advertisement
advertisement

This redesigned rape kit aims to empower assault survivors—and the providers helping them

The RN Advocate kit—a winner of Fast Company’s 2020 World Changing Ideas Awards—focuses on giving nurses clear instructions on how to perform the procedures and patients clear explanations of what’s happening to them.

This redesigned rape kit aims to empower assault survivors—and the providers helping them
[Photo: courtesy RN Advocate]

When a sexual assault survivor goes to an emergency room to get a rape kit, they could be there for 2 hours—or for 10. They’ll most likely be paired with a nurse who has has never administered a rape kit before (many hospitals don’t even have Sexual Assault Nurse Examiners, who are specially trained to help survivors, on staff), let alone been trained in how to properly handle criminal evidence. The nurse must work through the up-to 15 steps involved, each with its own often complicated instructions for how to collect and store the evidence swabbed from the person’s body or scraped from under their nails. The whole time, the survivor is often in the dark about what will happen to them next. At a time when victims are seeking help, and when nurses want to help them, the process can make everyone feel helpless.

advertisement
advertisement

When Antya Waegemann first heard about the rape kit backlog—both in terms of unsubmitted and untested rape kits—she thought, “This has to be a design problem.” When she looked into what rape kits exactly are, that design problem became even more obvious. Waegemann, a product designer who got her master’s at the School of Visual Arts, set out to redesign the rape kit as part of her studies. Called RN Advocate, or RNA, the redesigned kit and corresponding app is the winner in the students category of Fast Company’s 2020 World Changing Ideas Awards.

[Photo: courtesy RN Advocate]
“These kits are so neglected, and their design and their function is at the bare minimum,” she says. “It’s also an area that so clearly hasn’t had any design in it. There’s so many people working on the policy, people working on procedures, but not many people that understand user-centered design or the power of color and visuals and how we can make it easier for these nurses.”

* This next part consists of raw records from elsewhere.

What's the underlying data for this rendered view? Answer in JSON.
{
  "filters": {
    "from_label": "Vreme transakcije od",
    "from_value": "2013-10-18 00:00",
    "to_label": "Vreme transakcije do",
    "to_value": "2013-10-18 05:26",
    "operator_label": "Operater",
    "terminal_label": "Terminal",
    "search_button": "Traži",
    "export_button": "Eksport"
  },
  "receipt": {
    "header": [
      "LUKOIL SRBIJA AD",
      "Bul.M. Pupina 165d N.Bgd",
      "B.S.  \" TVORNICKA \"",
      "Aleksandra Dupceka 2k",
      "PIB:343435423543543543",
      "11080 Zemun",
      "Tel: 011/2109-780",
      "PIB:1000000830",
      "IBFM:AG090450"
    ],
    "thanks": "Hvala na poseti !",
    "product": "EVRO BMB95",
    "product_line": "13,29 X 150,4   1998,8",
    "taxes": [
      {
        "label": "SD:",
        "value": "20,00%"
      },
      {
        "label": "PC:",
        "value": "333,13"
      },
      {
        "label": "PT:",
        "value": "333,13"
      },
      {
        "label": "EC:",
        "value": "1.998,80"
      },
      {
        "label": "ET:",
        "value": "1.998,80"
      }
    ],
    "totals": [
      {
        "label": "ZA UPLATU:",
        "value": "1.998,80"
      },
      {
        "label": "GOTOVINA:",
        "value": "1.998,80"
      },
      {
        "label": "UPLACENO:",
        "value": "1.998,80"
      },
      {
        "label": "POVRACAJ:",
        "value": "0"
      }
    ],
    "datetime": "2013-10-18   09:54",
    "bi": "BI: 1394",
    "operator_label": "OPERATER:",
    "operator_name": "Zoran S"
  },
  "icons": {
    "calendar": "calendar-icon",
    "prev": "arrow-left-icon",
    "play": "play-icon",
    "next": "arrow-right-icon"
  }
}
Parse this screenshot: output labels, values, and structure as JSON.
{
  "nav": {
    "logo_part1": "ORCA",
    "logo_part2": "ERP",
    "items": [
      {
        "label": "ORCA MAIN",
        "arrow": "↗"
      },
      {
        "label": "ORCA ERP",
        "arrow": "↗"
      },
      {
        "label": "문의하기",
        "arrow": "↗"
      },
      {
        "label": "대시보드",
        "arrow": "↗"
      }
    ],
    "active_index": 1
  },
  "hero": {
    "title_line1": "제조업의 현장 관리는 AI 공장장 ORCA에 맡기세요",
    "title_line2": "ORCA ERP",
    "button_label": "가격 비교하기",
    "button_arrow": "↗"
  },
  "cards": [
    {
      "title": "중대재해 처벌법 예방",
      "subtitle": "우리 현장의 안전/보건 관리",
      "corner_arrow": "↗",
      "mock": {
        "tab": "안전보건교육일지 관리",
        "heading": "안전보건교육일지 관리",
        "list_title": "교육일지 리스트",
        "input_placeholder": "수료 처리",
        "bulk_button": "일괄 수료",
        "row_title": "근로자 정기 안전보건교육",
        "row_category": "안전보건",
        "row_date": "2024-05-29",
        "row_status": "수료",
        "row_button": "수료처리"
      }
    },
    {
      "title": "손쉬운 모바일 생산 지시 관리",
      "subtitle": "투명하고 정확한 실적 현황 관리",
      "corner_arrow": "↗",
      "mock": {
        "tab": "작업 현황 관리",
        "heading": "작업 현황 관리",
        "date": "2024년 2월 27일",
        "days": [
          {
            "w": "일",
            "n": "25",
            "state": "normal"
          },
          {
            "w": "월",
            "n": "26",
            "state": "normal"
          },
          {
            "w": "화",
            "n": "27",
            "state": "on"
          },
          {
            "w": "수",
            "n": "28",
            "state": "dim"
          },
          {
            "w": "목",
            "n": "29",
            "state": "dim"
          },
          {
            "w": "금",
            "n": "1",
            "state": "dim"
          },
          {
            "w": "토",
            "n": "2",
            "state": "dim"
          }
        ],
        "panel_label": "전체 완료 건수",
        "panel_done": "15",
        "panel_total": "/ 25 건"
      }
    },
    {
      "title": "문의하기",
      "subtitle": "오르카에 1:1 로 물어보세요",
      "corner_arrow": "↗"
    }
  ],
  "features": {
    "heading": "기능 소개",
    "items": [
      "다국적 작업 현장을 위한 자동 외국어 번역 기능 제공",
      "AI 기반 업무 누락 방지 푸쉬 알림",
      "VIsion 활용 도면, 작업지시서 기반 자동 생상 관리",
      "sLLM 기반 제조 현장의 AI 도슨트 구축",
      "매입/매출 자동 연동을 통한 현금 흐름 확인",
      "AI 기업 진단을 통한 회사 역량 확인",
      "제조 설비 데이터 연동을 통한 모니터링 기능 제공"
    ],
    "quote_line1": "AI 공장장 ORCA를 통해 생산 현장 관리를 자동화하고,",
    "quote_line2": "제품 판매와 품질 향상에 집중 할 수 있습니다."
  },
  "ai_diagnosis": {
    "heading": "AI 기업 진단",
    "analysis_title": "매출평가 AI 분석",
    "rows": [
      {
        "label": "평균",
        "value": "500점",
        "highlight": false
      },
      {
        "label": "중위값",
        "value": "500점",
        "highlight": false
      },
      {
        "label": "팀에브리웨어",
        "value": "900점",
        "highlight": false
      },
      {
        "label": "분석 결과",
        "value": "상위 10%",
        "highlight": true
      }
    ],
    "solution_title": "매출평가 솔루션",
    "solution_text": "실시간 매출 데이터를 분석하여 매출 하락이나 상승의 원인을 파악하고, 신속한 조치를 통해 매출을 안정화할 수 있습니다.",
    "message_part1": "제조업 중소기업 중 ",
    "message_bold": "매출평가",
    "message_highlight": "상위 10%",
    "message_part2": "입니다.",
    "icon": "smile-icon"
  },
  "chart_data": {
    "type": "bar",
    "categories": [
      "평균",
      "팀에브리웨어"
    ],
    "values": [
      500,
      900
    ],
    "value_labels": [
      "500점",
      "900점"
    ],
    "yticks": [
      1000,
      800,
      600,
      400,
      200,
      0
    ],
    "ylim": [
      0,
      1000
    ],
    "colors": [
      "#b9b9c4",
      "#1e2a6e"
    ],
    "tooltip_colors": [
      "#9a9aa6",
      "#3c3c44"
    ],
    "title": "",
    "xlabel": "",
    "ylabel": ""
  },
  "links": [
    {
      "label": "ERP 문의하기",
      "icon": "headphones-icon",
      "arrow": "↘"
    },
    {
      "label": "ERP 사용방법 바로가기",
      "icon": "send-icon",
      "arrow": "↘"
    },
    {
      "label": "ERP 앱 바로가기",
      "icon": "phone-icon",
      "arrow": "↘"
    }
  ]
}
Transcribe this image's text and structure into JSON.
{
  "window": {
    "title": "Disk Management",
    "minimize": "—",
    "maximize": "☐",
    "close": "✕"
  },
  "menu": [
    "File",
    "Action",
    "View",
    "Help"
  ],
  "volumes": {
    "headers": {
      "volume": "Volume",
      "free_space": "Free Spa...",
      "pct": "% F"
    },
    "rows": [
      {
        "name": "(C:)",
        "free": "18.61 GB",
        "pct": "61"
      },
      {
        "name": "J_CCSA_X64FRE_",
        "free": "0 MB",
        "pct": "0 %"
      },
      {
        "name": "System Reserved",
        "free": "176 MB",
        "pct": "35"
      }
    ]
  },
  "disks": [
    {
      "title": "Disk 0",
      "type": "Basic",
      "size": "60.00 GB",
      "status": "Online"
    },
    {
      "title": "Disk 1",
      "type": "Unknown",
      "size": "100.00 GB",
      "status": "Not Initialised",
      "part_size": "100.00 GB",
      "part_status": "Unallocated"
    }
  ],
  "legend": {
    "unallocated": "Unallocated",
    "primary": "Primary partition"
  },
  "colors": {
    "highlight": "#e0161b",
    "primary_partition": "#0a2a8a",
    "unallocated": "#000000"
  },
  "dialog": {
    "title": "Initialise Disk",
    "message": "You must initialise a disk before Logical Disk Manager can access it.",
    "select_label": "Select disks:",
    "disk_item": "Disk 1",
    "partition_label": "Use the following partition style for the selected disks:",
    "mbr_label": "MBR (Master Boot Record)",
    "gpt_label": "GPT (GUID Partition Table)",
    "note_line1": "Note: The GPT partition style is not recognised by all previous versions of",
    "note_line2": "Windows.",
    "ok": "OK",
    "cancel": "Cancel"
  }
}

Waegemann’s work started with her becoming a sexual assault and domestic violence advocate at New York Presbyterian Hospital, where she supported survivors while they were being examined. Waegemann watched nurses stumble over complicated rape kit instructions and carry out parts of the exam that weren’t necessary—like a cervical swab even though the person only experienced an oral assault—because they were overwhelmed and unsure of what they really needed to do. She watched survivors be retraumatized by the experience and be unsure of what was happening to them during the procedure.

Her redesigned kit focuses on making the process easier for nurses as well as survivors in three ways: using visual instructions and graphics to help nurses navigate the instructions, color-coordinated steps so the nurse knows which steps are necessary and which they can skip based on the survivor’s experience, and a patient-facing app that lets the survivor follow along during the exam. By streamlining the design, Waegemann says, she can helpfully reduce at least one of the many “overloads” that both nurses and survivors deal with in that moment, empower more nurses to conduct a rape kit rather than turn survivors away, and empower survivors with knowledge about what they will undergo.

[Photo: courtesy RN Advocate]
Waegemann is now working with the Sexual Assault Nurse Examiner program to hear feedback and explore testing for her RNA redesigned rape kit, which is just one product of her thesis, “When No One Believes You: Redesigning the Rape Kit and Responses to Sexual Assault.” In it, she explores multiple design interventions for sexual assault survivors, nurses, and police, to help close the gap between the number of sexual assaults—in the U.S., someone is sexually assaulted every 92 seconds—and the number of reported sexual assault crimes—only about 30% of sexual assault victims report the crime.

advertisement

“I really focused on what I call the aftermath of an assault,” she says. “How do survivors find what their resources are? How do they find out what a rape kit is? How do they find out if they want one? How do they get one?” She envisions this redesigned kit as one part of a larger restructuring of how we can help survivors. “Right now responses we have for sexual assault victims are so horrible and frankly unacceptable,” she adds. “You break your arm and you can get help. Your car gets stolen and you can get help. There’s no reason why getting help after a sexual assault should be so difficult, and the kit is a really crucial tool within seeking justice and finding help.”

advertisement
advertisement